### Exercise description
Set the listing down again, exactly as it stands below.

### Given data
════════════════
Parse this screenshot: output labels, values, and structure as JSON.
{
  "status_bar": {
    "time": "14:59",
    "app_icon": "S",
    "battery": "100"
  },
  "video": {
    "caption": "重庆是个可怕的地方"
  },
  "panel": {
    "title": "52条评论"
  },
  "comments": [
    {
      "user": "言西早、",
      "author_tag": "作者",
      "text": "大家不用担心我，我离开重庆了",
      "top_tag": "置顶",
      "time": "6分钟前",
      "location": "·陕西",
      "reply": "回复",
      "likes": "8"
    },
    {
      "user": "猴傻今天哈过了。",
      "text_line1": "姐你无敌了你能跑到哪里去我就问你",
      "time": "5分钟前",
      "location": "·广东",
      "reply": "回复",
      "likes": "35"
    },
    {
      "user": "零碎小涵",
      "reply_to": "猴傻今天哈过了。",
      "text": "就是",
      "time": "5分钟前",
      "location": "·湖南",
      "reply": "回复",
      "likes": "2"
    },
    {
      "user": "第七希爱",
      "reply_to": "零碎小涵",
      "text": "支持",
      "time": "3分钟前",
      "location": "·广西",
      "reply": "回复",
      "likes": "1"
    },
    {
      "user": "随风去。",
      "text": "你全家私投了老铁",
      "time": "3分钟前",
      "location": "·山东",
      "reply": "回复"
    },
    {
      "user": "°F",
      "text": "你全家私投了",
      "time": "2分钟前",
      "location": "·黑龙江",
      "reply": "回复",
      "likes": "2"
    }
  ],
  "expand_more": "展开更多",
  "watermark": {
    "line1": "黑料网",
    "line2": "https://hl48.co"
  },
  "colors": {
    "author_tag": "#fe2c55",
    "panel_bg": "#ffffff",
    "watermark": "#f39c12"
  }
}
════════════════
### Task answer
Parse this screenshot: output labels, values, and structure as JSON.
{
  "status_bar": {
    "time": "14:59",
    "app_icon": "S",
    "battery": "100"
  },
  "video": {
    "caption": "重庆是个可怕的地方"
  },
  "panel": {
    "title": "52条评论"
  },
  "comments": [
    {
      "user": "言西早、",
      "author_tag": "作者",
      "text": "大家不用担心我，我离开重庆了",
      "top_tag": "置顶",
      "time": "6分钟前",
      "location": "·陕西",
      "reply": "回复",
      "likes": "8"
    },
    {
      "user": "猴傻今天哈过了。",
      "text_line1": "姐你无敌了你能跑到哪里去我就问你",
      "time": "5分钟前",
      "location": "·广东",
      "reply": "回复",
      "likes": "35"
    },
    {
      "user": "零碎小涵",
      "reply_to": "猴傻今天哈过了。",
      "text": "就是",
      "time": "5分钟前",
      "location": "·湖南",
      "reply": "回复",
      "likes": "2"
    },
    {
      "user": "第七希爱",
      "reply_to": "零碎小涵",
      "text": "支持",
      "time": "3分钟前",
      "location": "·广西",
      "reply": "回复",
      "likes": "1"
    },
    {
      "user": "随风去。",
      "text": "你全家私投了老铁",
      "time": "3分钟前",
      "location": "·山东",
      "reply": "回复"
    },
    {
      "user": "°F",
      "text": "你全家私投了",
      "time": "2分钟前",
      "location": "·黑龙江",
      "reply": "回复",
      "likes": "2"
    }
  ],
  "expand_more": "展开更多",
  "watermark": {
    "line1": "黑料网",
    "line2": "https://hl48.co"
  },
  "colors": {
    "author_tag": "#fe2c55",
    "panel_bg": "#ffffff",
    "watermark": "#f39c12"
  }
}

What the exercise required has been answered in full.